FDA Delays Approval Of Genzyme's Synvisc-One
Genzyme Corp. has received a letter from FDA requesting additional analyses and data regarding the marketing application for Synvisc-One in the United States. The company now expects that approval of the next-generation Synvisc (hylan G-F 20) to be delayed in the U.S. until at least the second half of 2008.
Synvisc-One is a single treatment of Synvisc that is intended to provide up to six months of pain relief from osteoarthritis (OA) of the knee. Genzyme believes that Synvisc-One will simplify osteoarthritis pain management and provide added patient convenience, while reducing the overall cost of therapy and offering a treatment option that will expand the benefits of viscosupplementation to a broader number of patients.
Genzyme has filed for approval of Synvisc-One in Europe and, if granted a CE mark there, will pursue marketing approvals in wider geographies in Asia and Latin America.
One of the world's leading biotechnology companies, Genzyme is dedicated to making a major positive impact on the lives of people with serious diseases. Since 1981, the company has grown from a small start-up to a diversified enterprise with more than 9,500 employees in locations spanning the globe and 2006 revenues of $3.2 billion. In 2007, Genzyme was chosen to receive the National Medal of Technology, the highest honor awarded by the President of the United States for technological innovation. In 2006 and 2007, Genzyme was selected by FORTUNE as one of the "100 Best Companies to Work for" in the United States.
With many established products and services helping patients in nearly 90 countries, Genzyme is a leader in the effort to develop and apply the most advanced technologies in the life sciences.
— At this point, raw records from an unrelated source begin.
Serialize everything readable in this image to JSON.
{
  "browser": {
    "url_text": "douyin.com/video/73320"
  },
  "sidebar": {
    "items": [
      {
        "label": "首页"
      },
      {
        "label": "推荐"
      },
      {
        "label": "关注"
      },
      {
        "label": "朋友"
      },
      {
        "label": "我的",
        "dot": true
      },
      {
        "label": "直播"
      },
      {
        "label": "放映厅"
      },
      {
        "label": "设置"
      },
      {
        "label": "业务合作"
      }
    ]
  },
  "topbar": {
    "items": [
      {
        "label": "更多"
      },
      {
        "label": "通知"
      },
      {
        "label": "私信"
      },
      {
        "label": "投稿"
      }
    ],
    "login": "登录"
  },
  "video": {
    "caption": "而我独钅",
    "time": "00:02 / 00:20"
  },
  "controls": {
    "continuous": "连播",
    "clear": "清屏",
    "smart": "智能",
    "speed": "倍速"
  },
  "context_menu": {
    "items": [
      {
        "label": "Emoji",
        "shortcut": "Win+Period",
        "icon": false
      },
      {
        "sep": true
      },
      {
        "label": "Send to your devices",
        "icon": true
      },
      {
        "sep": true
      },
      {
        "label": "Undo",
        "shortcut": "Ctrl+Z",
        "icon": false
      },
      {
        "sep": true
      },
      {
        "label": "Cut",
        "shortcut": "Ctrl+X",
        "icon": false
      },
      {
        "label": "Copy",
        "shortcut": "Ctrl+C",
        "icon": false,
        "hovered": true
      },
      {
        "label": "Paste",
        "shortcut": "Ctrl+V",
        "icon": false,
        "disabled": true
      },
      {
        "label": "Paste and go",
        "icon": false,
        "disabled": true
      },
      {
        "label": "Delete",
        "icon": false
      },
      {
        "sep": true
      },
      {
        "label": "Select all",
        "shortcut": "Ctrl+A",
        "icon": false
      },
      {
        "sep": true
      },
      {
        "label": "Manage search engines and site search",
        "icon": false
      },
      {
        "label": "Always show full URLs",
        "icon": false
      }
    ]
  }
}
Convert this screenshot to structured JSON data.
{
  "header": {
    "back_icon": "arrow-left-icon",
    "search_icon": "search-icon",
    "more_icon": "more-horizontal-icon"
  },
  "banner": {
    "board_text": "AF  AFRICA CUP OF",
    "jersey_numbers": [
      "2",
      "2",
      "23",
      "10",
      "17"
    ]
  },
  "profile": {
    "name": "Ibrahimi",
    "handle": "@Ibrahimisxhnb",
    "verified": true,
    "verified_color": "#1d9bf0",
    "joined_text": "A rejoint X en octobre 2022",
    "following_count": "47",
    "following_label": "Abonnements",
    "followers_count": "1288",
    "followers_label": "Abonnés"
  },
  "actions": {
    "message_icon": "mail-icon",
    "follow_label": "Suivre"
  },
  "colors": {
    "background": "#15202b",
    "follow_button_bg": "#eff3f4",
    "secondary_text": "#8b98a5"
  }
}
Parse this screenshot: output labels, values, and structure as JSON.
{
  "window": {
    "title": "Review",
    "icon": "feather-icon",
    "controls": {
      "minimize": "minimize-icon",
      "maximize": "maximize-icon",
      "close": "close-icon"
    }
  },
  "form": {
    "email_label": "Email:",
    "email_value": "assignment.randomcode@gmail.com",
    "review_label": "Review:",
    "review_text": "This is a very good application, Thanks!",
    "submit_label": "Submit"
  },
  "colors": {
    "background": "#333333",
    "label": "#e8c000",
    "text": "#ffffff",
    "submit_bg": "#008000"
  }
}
The company's products and services are focused on rare inherited disorders, kidney disease, orthopaedics, cancer, transplant, and diagnostic testing. Genzyme's commitment to innovation continues today with a substantial development program focused on these fields, as well as immune disease, infectious disease, and other areas of unmet medical need.